The jury also heard that the Big Red Dealerships falsely documented vehicle trade-ins for lenders to approve loans.  On hundreds of other occasions, the trade-in vehicle was never provided to the Big Red Dealerships and a separate transaction was documented—unbeknownst to the lender—in which the trade-in vehicle was resold to the customer for a dollar.  Finally, the jury heard testimony that at least one lender approved questionable loans—for up to two to three times’ the value of vehicles being purchased—after a Big Red Dealership manager gave cash bribes to a loan officer and the Big Red Dealerships provided fake invoices to justify the inflated prices.

On November 19, 2021, the jury convicted all three defendants of conspiring to commit wire fraud, convicted Mayes and Gooch with 12 counts of wire fraud based on false information sent to lenders for 12 specific customers, and convicted Wells of six of those counts of wire fraud. 

Post-Trial Flight to Mexico by Wells, Obstruction of Justice by Mayes, and New Charges

Following the trial and while awaiting sentencing in May of 2022, Wells and her boyfriend, Brandon Landers, fled to Mexico to avoid incarceration.  Following a manhunt for the two fugitives they were captured in the state of Oaxaca, Mexico in October of 2022 and were returned to the United States. 

On February 17, 2023, Mayes was indicted and charged with three counts of tampering with official proceedings.  The government alleged Mayes orchestrated and helped to secure the unavailability of Wells in the proceeding, fabricated e-mails and other evidence in an effort to secure a new trial in that prior case, and sent an anonymous e-mail to the Court as part of his effort to obtain a new trial. 

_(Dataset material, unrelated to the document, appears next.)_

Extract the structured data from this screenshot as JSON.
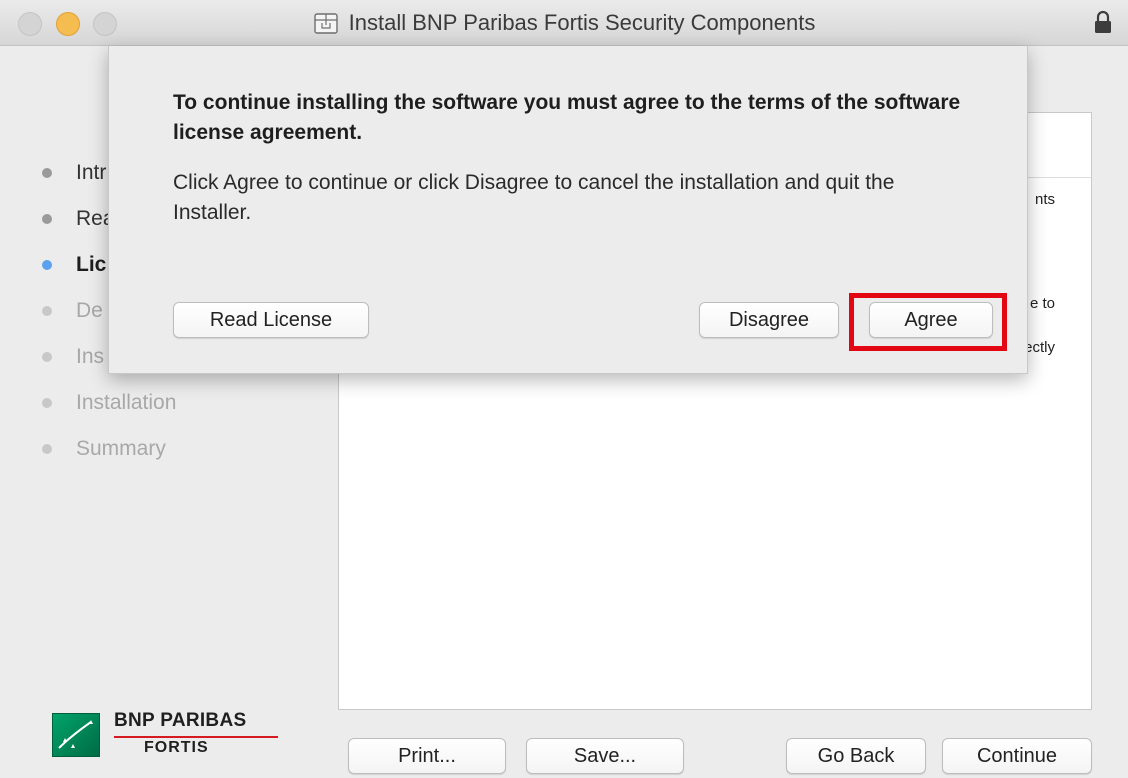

On June 23, 2023, Mayes pled guilty to two counts of tampering with official proceedings. At the plea hearing, Mayes admitted he had helped to convince co-defendant Wells to flee to Mexico while they were awaiting sentencing and that he provided financial support for her flight. 

Based on these new allegations, Mayes was ordered to be detained pending sentencing.

Landers pled guilty on December 6, 2022, to conspiring to tamper with official proceedings based on his involvement in helping Wells flee to Mexico.  He is awaiting sentencing.  

Sentencing Hearing Today

At sentencing hearings today, testimony and evidence were presented regarding Mayes’ efforts to assist Wells’ flight to Mexico, falsified evidence presented to the court, and threats to kill a witness who testified at his trial. Defendants Wells and Gooch cooperated with the government and testified against Mayes and will be sentenced in the coming weeks.

At the sentencing hearing today, U. S. District Judge Stephen P. Friot sentenced Mayes to serve 130 months in federal prison on his fraud-related counts and 65 months in federal prison for his obstruction-related counts, to run concurrently.  Mayes had already paid $1,160,825.72 in restitution.  Mayes was also ordered to forfeit profits from the scheme in the amount of $1,018,322.17. 

In announcing the sentence, Judge Friot noted the aggravating factors surrounding the lengthy underlying fraud scheme, but particularly emphasized the schemes to defraud the Court and the Government as part of his obstruction of justice following the trial.  

Investigation and Prosecution Team

This case is the result of an investigation by FBI’s Oklahoma City Field Office.  Assistant U.S. Attorneys Thomas Snyder and Jacqueline Hutzell prosecuted the case.

Reference is made to public record for more information.

Updated November 6, 2023